→ Task directions
Omit the images, then repeat the listing exactly.

→ Material for the task
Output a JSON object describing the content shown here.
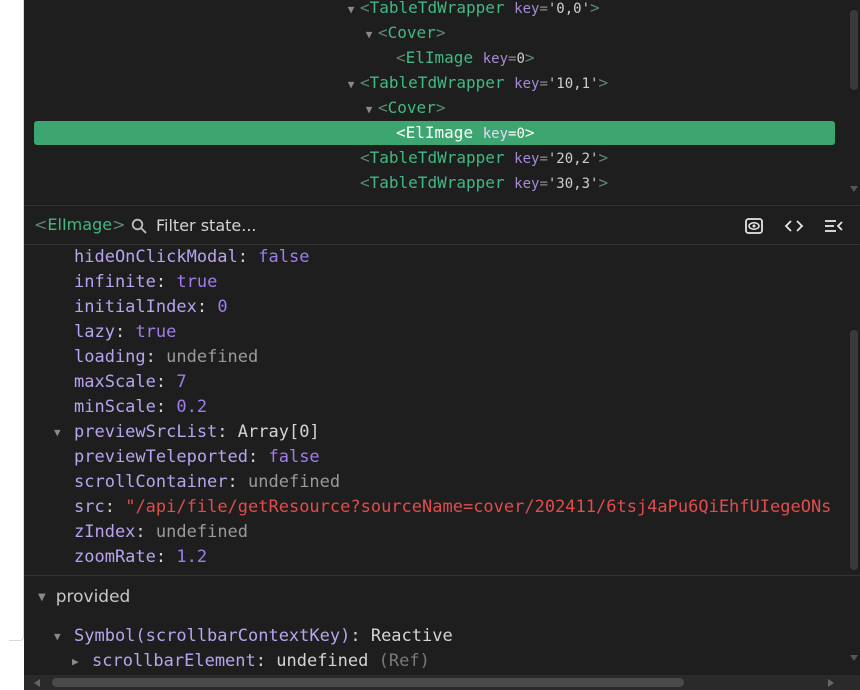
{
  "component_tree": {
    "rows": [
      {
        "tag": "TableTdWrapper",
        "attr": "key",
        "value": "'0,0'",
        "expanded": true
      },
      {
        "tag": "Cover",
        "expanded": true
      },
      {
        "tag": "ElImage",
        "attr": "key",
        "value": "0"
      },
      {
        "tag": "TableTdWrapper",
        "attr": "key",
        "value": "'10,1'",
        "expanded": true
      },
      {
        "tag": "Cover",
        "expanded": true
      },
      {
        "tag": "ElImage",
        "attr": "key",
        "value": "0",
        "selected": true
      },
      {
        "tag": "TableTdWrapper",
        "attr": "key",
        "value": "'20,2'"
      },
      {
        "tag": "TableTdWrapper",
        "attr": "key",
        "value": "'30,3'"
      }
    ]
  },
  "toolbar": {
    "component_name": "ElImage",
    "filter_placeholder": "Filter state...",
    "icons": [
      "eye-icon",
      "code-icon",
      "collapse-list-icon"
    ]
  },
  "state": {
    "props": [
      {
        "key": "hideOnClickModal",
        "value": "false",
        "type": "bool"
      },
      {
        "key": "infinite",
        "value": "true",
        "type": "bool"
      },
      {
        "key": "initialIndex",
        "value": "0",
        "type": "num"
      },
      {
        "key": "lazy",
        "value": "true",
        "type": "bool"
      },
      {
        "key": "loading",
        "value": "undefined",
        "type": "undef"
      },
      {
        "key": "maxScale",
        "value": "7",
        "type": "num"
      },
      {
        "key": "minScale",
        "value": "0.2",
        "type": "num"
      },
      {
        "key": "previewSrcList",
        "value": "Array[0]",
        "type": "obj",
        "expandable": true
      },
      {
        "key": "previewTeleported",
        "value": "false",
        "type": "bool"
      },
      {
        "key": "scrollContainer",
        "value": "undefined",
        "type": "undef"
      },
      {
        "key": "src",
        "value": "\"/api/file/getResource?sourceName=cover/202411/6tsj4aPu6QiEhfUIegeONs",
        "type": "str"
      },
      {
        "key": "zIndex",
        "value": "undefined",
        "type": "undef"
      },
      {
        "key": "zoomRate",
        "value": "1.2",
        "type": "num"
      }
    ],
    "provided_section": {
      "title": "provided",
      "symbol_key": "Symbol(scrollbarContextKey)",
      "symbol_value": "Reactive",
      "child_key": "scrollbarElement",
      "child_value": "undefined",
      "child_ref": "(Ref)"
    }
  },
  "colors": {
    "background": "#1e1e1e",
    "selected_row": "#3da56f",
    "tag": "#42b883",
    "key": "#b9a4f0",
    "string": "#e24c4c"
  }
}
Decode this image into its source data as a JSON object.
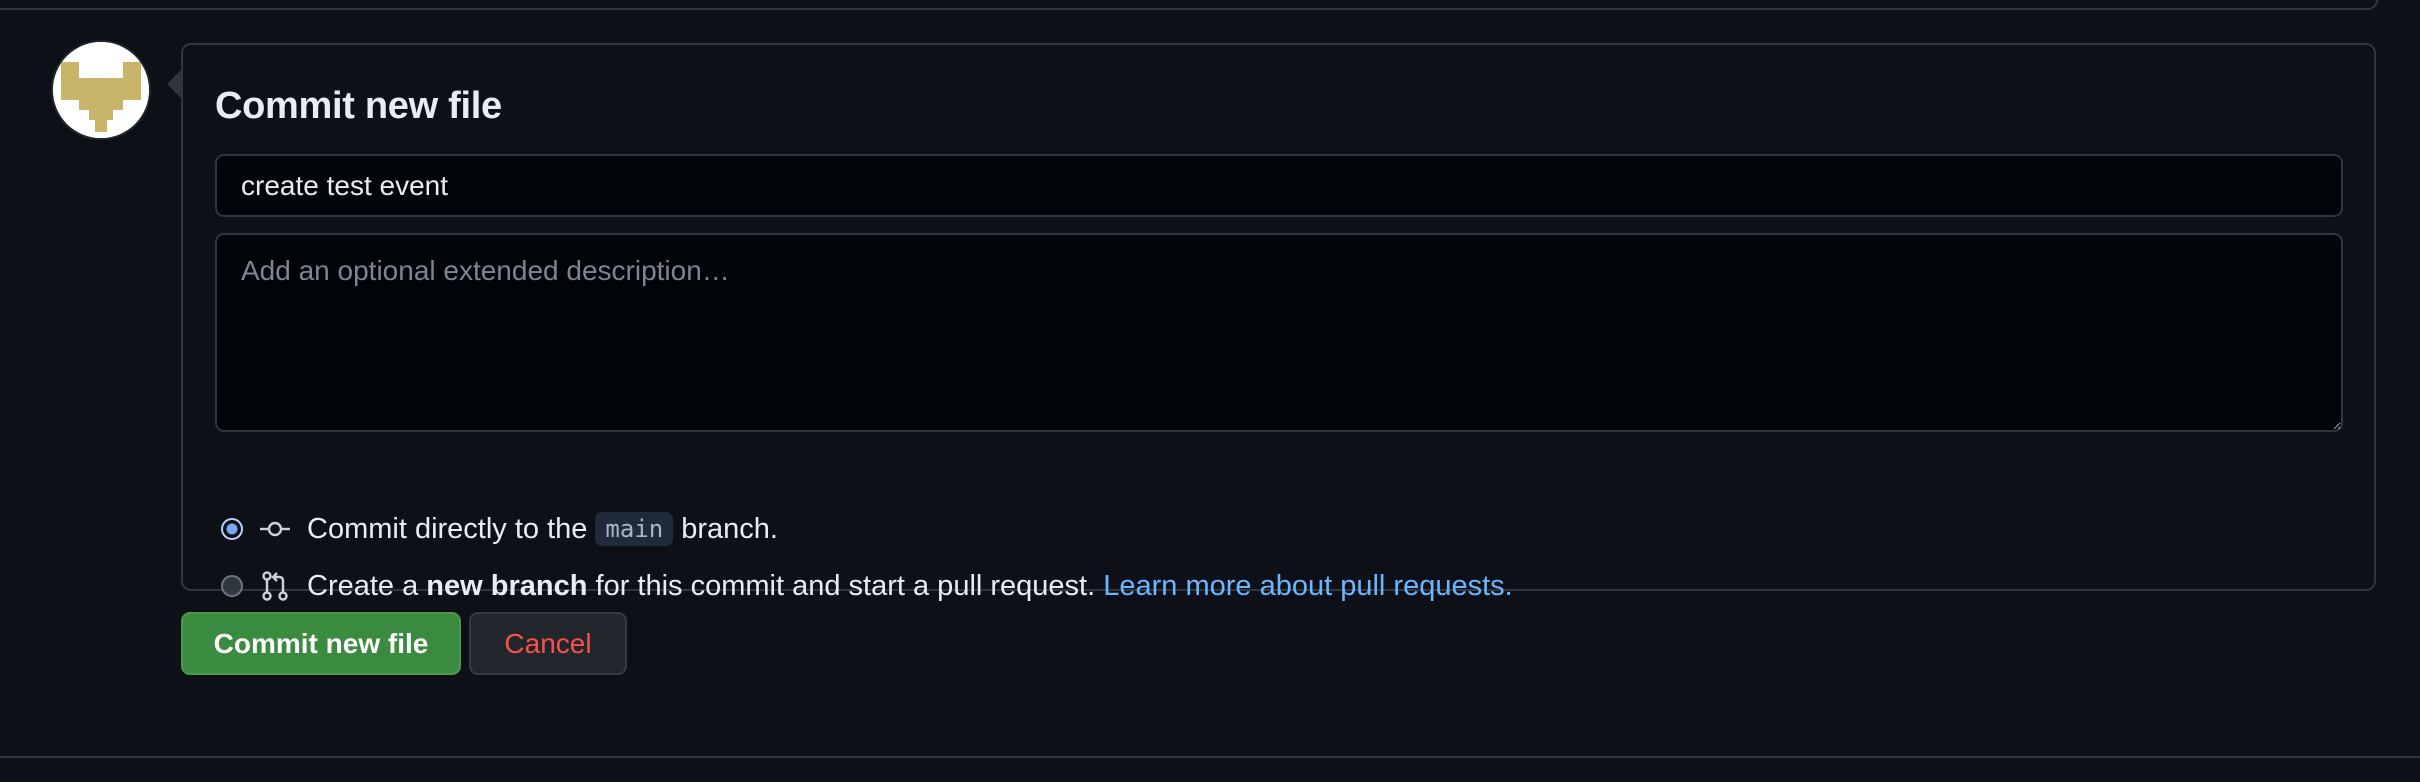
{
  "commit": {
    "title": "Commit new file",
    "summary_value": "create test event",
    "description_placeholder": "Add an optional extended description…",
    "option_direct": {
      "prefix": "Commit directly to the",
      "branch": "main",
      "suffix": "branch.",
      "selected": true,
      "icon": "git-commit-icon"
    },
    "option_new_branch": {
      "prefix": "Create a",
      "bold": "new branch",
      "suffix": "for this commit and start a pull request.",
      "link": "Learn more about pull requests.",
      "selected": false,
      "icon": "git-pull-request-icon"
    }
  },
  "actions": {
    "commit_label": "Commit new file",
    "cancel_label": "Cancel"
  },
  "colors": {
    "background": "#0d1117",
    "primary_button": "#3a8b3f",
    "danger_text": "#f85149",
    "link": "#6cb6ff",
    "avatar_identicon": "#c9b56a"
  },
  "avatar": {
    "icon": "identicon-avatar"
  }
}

→ Solution
Output a JSON object describing the content shown here.
{
  "component_tree": {
    "rows": [
      {
        "tag": "TableTdWrapper",
        "attr": "key",
        "value": "'0,0'",
        "expanded": true
      },
      {
        "tag": "Cover",
        "expanded": true
      },
      {
        "tag": "ElImage",
        "attr": "key",
        "value": "0"
      },
      {
        "tag": "TableTdWrapper",
        "attr": "key",
        "value": "'10,1'",
        "expanded": true
      },
      {
        "tag": "Cover",
        "expanded": true
      },
      {
        "tag": "ElImage",
        "attr": "key",
        "value": "0",
        "selected": true
      },
      {
        "tag": "TableTdWrapper",
        "attr": "key",
        "value": "'20,2'"
      },
      {
        "tag": "TableTdWrapper",
        "attr": "key",
        "value": "'30,3'"
      }
    ]
  },
  "toolbar": {
    "component_name": "ElImage",
    "filter_placeholder": "Filter state...",
    "icons": [
      "eye-icon",
      "code-icon",
      "collapse-list-icon"
    ]
  },
  "state": {
    "props": [
      {
        "key": "hideOnClickModal",
        "value": "false",
        "type": "bool"
      },
      {
        "key": "infinite",
        "value": "true",
        "type": "bool"
      },
      {
        "key": "initialIndex",
        "value": "0",
        "type": "num"
      },
      {
        "key": "lazy",
        "value": "true",
        "type": "bool"
      },
      {
        "key": "loading",
        "value": "undefined",
        "type": "undef"
      },
      {
        "key": "maxScale",
        "value": "7",
        "type": "num"
      },
      {
        "key": "minScale",
        "value": "0.2",
        "type": "num"
      },
      {
        "key": "previewSrcList",
        "value": "Array[0]",
        "type": "obj",
        "expandable": true
      },
      {
        "key": "previewTeleported",
        "value": "false",
        "type": "bool"
      },
      {
        "key": "scrollContainer",
        "value": "undefined",
        "type": "undef"
      },
      {
        "key": "src",
        "value": "\"/api/file/getResource?sourceName=cover/202411/6tsj4aPu6QiEhfUIegeONs",
        "type": "str"
      },
      {
        "key": "zIndex",
        "value": "undefined",
        "type": "undef"
      },
      {
        "key": "zoomRate",
        "value": "1.2",
        "type": "num"
      }
    ],
    "provided_section": {
      "title": "provided",
      "symbol_key": "Symbol(scrollbarContextKey)",
      "symbol_value": "Reactive",
      "child_key": "scrollbarElement",
      "child_value": "undefined",
      "child_ref": "(Ref)"
    }
  },
  "colors": {
    "background": "#1e1e1e",
    "selected_row": "#3da56f",
    "tag": "#42b883",
    "key": "#b9a4f0",
    "string": "#e24c4c"
  }
}
Decode this image into its source data as a JSON object.
{
  "commit": {
    "title": "Commit new file",
    "summary_value": "create test event",
    "description_placeholder": "Add an optional extended description…",
    "option_direct": {
      "prefix": "Commit directly to the",
      "branch": "main",
      "suffix": "branch.",
      "selected": true,
      "icon": "git-commit-icon"
    },
    "option_new_branch": {
      "prefix": "Create a",
      "bold": "new branch",
      "suffix": "for this commit and start a pull request.",
      "link": "Learn more about pull requests.",
      "selected": false,
      "icon": "git-pull-request-icon"
    }
  },
  "actions": {
    "commit_label": "Commit new file",
    "cancel_label": "Cancel"
  },
  "colors": {
    "background": "#0d1117",
    "primary_button": "#3a8b3f",
    "danger_text": "#f85149",
    "link": "#6cb6ff",
    "avatar_identicon": "#c9b56a"
  },
  "avatar": {
    "icon": "identicon-avatar"
  }
}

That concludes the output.